The setting for this study is the TED Translators’ community, and what research on TED subtitling in classroom tells us about volunteer motivation. The democratizing effect of the internet has blurred the lines between experts and non-experts in many fields, and changed the concept of knowledge and how and where learning takes place (Tapscott and Williams, 2008).
In the field of translation, technology not only is shaping content, but also substantially altering the landscape of practice. TED’s popularity, “one of the most prominent science popularization initiatives in history” (Sugimoto and Thelwall, 2013) has been attributed to the successful harnessing of technology to reduce the gap between experts and the public. This research set out to capture and describe the experiences of participants undertaking an authentic, experiential, situated activity (Kiraly, 2015), and to explore the perception of the social impact of TED subtitling by translator trainees.

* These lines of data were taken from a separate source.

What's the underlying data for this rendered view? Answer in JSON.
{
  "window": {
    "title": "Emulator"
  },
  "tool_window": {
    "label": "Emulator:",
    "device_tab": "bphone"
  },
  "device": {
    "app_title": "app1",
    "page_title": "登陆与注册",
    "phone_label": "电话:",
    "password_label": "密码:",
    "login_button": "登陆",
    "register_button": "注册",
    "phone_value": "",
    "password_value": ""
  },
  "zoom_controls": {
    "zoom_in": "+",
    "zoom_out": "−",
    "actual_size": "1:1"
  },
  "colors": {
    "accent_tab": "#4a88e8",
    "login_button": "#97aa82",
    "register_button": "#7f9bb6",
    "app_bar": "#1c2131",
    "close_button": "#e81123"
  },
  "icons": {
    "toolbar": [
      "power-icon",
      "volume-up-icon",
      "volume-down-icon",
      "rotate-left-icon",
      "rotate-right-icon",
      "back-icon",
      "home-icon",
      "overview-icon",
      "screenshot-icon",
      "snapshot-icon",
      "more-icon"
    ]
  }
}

TED Translators, an online community of volunteers involved in translation of audiovisual open content, provides an opportunity to translator trainees to complete authentic tasks that make a real contribution to society, in this case, disseminating ideas across languages and cultures whilst practicing the skill of translating video subtitles.

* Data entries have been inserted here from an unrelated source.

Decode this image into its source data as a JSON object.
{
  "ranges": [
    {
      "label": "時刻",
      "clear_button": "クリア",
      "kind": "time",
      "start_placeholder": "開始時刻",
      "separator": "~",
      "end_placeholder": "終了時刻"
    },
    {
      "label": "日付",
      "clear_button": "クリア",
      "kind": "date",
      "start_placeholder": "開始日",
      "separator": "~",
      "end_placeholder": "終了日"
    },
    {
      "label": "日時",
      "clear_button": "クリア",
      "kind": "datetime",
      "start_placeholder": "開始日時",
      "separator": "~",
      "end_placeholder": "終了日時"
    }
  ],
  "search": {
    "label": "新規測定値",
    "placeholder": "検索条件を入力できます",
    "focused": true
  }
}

Based on the analysis of participants’ views, via a questionnaire, we explored the translator trainees’ drivers for participation, following the categories set by Olohan (2014). We focused on students’ perceptions of the learning derived from participation in TED Translators, and also the social impact of subtitling for TED, and found that participants valued the learning of new skills, potentially useful for professional development, and taking credit for their translation, in a well-known and respected community. They were mostly positive about the role of this kind of activity. Many of the trainee translators interacted and supp orted each other through the associated Facebook group of Greek TED Translators.